Data for this task below:
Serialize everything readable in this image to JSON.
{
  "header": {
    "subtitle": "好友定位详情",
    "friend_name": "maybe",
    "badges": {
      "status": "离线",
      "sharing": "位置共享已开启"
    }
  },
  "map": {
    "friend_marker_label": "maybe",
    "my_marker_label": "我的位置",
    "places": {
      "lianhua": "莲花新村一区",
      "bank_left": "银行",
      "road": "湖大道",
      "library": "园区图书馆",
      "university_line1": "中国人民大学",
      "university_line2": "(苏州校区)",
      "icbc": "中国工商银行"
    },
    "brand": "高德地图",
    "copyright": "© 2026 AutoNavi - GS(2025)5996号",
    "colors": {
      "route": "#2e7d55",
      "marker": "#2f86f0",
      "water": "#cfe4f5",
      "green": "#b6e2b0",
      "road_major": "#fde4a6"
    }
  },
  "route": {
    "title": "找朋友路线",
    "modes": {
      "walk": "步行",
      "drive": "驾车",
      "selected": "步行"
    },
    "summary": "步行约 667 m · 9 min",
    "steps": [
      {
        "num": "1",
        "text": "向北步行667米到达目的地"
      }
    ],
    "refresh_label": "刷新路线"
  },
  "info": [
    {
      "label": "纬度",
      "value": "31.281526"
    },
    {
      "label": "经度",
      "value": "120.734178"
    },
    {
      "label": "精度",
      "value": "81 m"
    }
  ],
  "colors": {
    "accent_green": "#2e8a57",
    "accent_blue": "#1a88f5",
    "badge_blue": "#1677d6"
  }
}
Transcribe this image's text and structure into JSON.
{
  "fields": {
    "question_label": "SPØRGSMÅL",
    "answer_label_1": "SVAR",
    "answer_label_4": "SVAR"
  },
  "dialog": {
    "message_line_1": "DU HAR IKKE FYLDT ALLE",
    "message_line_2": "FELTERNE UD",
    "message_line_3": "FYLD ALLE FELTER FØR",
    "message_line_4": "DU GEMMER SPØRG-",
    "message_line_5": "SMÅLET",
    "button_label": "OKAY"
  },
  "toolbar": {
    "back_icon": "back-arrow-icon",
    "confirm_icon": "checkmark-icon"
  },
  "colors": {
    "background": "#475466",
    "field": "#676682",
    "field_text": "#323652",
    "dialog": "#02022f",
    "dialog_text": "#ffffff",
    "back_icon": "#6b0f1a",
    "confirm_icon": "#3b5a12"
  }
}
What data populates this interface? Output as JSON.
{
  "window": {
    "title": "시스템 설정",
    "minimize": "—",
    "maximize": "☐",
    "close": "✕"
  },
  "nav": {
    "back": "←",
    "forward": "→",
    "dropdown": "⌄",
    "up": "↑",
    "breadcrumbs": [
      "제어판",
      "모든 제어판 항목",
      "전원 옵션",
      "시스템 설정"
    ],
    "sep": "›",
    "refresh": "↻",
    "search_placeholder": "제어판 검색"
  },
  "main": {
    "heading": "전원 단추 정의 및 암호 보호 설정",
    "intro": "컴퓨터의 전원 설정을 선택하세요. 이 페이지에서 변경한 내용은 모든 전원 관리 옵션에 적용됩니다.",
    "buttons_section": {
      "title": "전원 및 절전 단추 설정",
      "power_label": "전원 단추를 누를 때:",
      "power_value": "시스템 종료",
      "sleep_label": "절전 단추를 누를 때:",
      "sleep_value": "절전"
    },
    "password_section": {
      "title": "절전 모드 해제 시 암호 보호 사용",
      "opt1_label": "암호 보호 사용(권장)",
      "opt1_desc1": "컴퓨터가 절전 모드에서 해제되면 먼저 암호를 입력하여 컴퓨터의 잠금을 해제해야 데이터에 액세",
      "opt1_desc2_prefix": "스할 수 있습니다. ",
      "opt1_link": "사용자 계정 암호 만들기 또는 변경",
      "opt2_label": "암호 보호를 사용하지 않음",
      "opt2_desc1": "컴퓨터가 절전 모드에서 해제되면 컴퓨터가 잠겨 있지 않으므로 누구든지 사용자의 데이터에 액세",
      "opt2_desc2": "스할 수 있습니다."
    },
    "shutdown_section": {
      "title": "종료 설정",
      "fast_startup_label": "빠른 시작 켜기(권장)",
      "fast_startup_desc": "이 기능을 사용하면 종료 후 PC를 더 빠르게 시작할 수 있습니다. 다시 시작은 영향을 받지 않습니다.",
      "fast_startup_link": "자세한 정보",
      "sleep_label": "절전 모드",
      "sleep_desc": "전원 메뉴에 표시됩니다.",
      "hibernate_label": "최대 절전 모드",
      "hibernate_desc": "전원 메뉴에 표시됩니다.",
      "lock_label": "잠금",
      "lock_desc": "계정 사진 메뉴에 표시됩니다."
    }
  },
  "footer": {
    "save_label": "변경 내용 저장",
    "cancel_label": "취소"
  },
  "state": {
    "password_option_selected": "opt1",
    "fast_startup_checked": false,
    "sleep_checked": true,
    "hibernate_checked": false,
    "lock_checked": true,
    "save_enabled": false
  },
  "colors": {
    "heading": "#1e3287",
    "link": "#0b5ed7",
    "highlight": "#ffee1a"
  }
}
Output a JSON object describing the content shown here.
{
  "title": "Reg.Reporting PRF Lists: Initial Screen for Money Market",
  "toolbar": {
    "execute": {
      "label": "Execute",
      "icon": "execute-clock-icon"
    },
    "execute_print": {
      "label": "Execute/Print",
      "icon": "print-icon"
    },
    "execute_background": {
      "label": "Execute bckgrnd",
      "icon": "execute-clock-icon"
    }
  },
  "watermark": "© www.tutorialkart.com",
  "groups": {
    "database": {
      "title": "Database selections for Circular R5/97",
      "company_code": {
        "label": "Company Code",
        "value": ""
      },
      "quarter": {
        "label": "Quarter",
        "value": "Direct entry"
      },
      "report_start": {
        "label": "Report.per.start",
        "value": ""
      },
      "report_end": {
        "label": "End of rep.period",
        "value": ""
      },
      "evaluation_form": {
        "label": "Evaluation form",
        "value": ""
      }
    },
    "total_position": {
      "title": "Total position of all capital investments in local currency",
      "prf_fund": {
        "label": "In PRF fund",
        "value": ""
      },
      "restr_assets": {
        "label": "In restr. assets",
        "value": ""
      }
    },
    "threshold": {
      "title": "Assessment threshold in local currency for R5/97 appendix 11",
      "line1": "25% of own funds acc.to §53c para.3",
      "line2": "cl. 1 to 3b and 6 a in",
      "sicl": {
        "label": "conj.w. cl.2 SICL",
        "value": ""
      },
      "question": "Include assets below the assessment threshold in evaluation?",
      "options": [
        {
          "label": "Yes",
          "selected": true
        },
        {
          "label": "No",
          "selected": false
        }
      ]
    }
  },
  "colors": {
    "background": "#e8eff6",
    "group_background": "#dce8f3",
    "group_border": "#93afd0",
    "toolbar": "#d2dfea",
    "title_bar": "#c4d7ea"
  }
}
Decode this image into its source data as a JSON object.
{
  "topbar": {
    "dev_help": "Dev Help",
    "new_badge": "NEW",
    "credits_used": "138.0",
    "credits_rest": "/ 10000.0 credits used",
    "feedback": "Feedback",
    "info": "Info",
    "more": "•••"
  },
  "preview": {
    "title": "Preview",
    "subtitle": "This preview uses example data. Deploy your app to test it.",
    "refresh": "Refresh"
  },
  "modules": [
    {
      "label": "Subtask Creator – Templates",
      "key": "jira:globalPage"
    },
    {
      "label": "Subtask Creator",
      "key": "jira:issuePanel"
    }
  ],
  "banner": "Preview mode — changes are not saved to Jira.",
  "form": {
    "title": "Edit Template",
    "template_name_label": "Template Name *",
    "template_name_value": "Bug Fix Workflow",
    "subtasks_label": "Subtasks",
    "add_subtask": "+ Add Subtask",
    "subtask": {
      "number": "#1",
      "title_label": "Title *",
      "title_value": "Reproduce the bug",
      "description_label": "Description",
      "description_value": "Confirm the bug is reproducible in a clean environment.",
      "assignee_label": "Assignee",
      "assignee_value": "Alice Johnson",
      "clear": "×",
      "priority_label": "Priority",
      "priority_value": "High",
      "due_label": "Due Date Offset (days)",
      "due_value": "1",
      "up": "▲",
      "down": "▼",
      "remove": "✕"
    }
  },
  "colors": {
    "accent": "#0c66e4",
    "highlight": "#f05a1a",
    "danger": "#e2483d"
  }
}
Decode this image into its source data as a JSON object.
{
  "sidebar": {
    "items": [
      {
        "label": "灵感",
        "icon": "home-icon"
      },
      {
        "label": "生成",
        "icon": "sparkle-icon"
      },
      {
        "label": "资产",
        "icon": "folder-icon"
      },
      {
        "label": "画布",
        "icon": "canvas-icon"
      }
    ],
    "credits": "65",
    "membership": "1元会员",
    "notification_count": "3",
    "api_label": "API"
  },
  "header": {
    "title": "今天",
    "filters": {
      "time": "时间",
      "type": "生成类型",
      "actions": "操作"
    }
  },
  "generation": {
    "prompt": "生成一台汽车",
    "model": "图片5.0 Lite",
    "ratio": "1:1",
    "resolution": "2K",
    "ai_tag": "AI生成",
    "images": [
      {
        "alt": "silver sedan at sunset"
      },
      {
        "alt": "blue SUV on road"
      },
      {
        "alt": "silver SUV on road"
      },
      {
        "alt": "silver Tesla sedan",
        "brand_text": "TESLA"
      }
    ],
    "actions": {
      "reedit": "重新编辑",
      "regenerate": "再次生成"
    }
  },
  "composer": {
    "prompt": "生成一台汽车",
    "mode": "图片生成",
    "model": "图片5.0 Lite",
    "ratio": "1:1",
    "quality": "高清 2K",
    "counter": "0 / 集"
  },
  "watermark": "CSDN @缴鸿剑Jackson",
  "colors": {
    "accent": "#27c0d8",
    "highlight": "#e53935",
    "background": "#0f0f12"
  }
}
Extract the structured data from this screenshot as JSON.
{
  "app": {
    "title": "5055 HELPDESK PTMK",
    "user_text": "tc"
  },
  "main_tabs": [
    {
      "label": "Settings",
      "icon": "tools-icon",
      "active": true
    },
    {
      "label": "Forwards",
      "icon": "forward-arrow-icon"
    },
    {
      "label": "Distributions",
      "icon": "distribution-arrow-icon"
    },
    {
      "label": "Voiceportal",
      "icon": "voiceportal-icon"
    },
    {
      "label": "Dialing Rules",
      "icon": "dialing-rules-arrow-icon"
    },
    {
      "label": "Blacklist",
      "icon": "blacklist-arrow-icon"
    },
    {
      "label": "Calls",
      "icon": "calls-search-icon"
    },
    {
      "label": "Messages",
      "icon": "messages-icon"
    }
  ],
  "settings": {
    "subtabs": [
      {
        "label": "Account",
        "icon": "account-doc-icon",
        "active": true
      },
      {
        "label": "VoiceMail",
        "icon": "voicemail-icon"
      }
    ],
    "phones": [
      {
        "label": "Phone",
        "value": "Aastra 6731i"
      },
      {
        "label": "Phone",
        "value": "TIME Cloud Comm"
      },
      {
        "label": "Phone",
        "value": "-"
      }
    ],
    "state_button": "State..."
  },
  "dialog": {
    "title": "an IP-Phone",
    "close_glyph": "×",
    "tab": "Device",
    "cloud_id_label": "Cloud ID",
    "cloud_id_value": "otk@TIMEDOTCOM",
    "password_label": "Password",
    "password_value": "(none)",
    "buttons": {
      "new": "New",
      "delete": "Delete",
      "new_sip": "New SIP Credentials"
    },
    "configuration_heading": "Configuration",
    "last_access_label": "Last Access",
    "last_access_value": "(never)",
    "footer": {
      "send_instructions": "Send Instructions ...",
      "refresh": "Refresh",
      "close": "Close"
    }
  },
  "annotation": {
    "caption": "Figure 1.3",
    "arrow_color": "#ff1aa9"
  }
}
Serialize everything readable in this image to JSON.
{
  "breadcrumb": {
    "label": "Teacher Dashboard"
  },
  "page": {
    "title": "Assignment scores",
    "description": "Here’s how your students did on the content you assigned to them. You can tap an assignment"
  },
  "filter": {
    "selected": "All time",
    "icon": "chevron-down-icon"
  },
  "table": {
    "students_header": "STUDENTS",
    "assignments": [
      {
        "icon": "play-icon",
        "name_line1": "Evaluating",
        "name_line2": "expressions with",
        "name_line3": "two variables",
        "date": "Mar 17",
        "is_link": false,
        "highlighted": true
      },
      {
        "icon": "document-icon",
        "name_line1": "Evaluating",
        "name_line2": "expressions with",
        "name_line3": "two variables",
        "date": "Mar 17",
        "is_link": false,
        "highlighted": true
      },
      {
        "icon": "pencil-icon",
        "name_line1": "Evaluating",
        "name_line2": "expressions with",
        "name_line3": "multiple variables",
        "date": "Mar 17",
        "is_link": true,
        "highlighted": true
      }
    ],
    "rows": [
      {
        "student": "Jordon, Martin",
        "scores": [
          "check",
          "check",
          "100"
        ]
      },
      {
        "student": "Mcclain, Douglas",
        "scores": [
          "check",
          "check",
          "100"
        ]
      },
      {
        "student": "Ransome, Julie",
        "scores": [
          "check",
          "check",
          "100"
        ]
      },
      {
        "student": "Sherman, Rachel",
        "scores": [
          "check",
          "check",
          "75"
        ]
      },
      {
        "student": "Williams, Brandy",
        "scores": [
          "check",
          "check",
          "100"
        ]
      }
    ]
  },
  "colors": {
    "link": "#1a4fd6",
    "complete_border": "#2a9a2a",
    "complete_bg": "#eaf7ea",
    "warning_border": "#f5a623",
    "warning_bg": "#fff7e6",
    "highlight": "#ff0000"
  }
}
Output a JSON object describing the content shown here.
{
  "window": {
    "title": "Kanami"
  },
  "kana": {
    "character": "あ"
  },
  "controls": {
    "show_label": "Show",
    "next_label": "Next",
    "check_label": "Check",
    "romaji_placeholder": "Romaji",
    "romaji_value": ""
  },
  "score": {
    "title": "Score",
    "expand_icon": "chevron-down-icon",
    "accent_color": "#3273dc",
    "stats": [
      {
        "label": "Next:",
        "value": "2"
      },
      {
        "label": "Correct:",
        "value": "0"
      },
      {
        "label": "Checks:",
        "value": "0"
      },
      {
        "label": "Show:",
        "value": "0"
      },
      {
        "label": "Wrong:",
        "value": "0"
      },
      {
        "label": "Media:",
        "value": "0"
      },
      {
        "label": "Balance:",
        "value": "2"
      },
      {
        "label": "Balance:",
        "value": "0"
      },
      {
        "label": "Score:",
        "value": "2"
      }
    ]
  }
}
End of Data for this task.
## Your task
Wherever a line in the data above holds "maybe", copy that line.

## Result of this task
    "friend_name": "maybe",
    "friend_marker_label": "maybe",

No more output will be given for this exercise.